2. Authority of Scripture:
Both the ELCA and the LCMS regard the Bible as the inspired Word of God. However, the ELCA tends to approach scripture using a historical-critical method, which seeks to understand the cultural and historical context in which the texts were written. The LCMS, on the other hand, adopts a more literal and conservative approach, viewing the Bible as the infallible and unchanging Word of God.
3. Role of Women in the Church:
The ELCA has embraced the ordination of women as pastors and bishops since the 1970s, while the LCMS maintains the traditional stance of male-only ordination. This difference in practice is often a point of contention between the two denominations.
4. Worship Styles:
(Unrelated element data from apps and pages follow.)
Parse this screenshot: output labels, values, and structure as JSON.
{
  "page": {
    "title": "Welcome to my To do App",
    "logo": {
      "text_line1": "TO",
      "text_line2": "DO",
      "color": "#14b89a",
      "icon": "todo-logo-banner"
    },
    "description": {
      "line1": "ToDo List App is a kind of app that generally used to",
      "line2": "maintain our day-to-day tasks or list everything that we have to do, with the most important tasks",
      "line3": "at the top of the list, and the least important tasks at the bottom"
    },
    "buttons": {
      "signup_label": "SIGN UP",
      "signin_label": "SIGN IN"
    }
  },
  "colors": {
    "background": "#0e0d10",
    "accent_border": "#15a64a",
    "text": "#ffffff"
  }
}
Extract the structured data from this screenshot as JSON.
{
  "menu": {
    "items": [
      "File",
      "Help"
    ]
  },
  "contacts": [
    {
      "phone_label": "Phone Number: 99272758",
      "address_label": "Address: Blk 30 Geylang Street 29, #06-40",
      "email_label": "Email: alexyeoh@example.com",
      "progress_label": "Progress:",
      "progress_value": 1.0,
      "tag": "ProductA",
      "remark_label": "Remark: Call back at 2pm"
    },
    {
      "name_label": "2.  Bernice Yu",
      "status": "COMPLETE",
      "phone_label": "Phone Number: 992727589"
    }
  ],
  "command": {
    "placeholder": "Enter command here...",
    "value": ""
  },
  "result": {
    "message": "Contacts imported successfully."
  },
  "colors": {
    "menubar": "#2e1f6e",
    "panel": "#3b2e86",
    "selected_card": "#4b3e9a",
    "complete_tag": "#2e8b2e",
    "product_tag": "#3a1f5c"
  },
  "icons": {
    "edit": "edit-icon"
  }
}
In terms of worship styles, both the ELCA and the LCMS offer a range of liturgical practices. However, the ELCA tends to have a more diverse approach, incorporating contemporary music, informal settings, and creative expressions of worship. The LCMS, on the other hand, often adheres to a more traditional and formal liturgical style, emphasizing the use of hymns and liturgical rites.
5. Ecumenism and Interfaith Relations:
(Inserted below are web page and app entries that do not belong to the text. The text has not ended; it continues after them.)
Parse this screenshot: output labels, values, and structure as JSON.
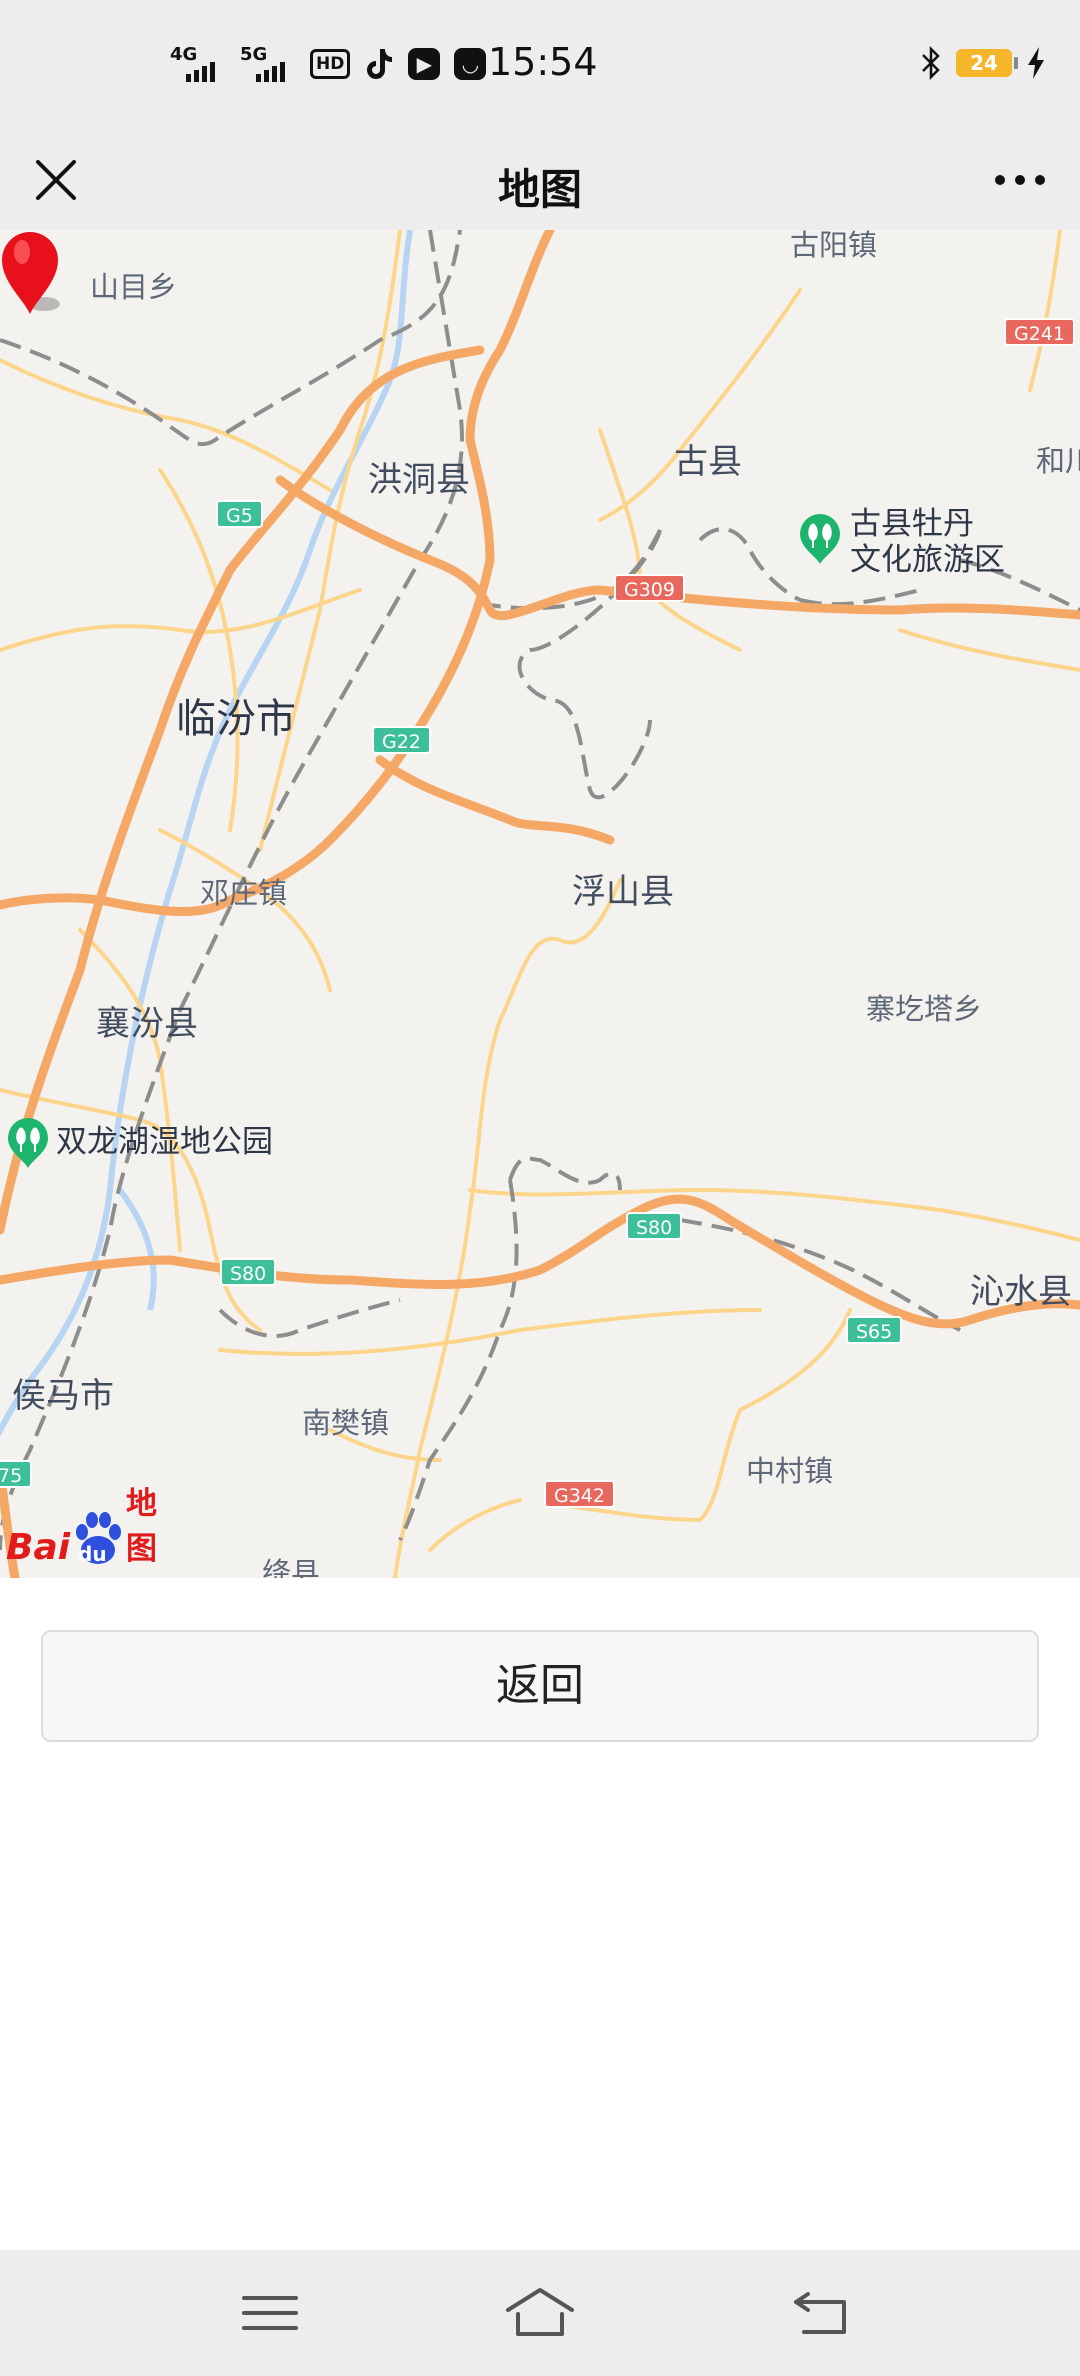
{
  "status_bar": {
    "signal_1": "4G",
    "signal_2": "5G",
    "hd_badge": "HD",
    "time": "15:54",
    "battery_level": "24",
    "icons": [
      "tiktok-icon",
      "video-icon",
      "mail-icon",
      "bluetooth-icon",
      "charging-icon"
    ]
  },
  "header": {
    "title": "地图",
    "close_icon": "close-icon",
    "more_icon": "more-icon"
  },
  "map": {
    "provider_logo": {
      "part1": "Bai",
      "part2": "du",
      "part3": "地图"
    },
    "places": {
      "shanmu": "山目乡",
      "guyang": "古阳镇",
      "hongdong": "洪洞县",
      "guxian": "古县",
      "he": "和川",
      "linfen": "临汾市",
      "dengzhuang": "邓庄镇",
      "fushan": "浮山县",
      "saigeta": "寨圪塔乡",
      "xiangfen": "襄汾县",
      "qinshui": "沁水县",
      "houma": "侯马市",
      "nanfan": "南樊镇",
      "zhongcun": "中村镇",
      "jiangxian": "绛县"
    },
    "poi": {
      "mudan_line1": "古县牡丹",
      "mudan_line2": "文化旅游区",
      "shuanglong": "双龙湖湿地公园"
    },
    "road_shields": {
      "g241": "G241",
      "g5": "G5",
      "g309": "G309",
      "g22": "G22",
      "s80_west": "S80",
      "s80_east": "S80",
      "s65": "S65",
      "g342": "G342",
      "s75_partial": "75"
    },
    "colors": {
      "land": "#f3f2ef",
      "highway": "#f5a866",
      "road": "#fcd58a",
      "railway": "#8d8d8d",
      "water": "#b7d5f2",
      "marker": "#e8101a",
      "poi_green": "#1db56e"
    }
  },
  "actions": {
    "back_label": "返回"
  },
  "system_nav": {
    "icons": [
      "menu-icon",
      "home-icon",
      "back-icon"
    ]
  }
}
The ELCA has actively sought ecumenical relationships with other Christian denominations and has engaged in interfaith dialogue with non-Christian religions. The LCMS, on the other hand, has been more cautious in its approach, maintaining a focus on confessional Lutheran doctrine and often expressing concerns about compromising theological distinctives.
Q: Can members of the ELCA and LCMS worship together?
A: While there may be occasional joint worship services or events, due to the theological differences mentioned earlier, it is uncommon for members of the ELCA and LCMS to regularly worship together.
Q: Can a pastor ordained in one denomination serve in the other?
A: Generally, pastors ordained in the ELCA cannot serve in the LCMS, and vice versa, due to the differences in theological perspectives and practices. However, there have been cases of pastors transitioning between the two denominations after a process of evaluation and theological agreement.
Q: Are there any other significant Lutheran denominations?
A: Yes, besides the ELCA and LCMS, there are other notable Lutheran bodies such as the Wisconsin Evangelical Lutheran Synod (WELS) and the Evangelical Lutheran Synod (ELS). These denominations share some similarities with the ELCA and LCMS but also have their unique theological and practical differences.
Q: Which denomination is larger in terms of membership?
A: The ELCA is the larger of the two denominations, with approximately 3.3 million members, while the LCMS has around 2 million members.
In conclusion, the Evangelical Lutheran Church in America and the Lutheran Church-Missouri Synod, despite sharing a common Lutheran heritage, differ significantly in their theological perspectives, worship styles, and practices. Understanding these differences can help individuals seeking a church community to make informed decisions based on their personal beliefs and preferences.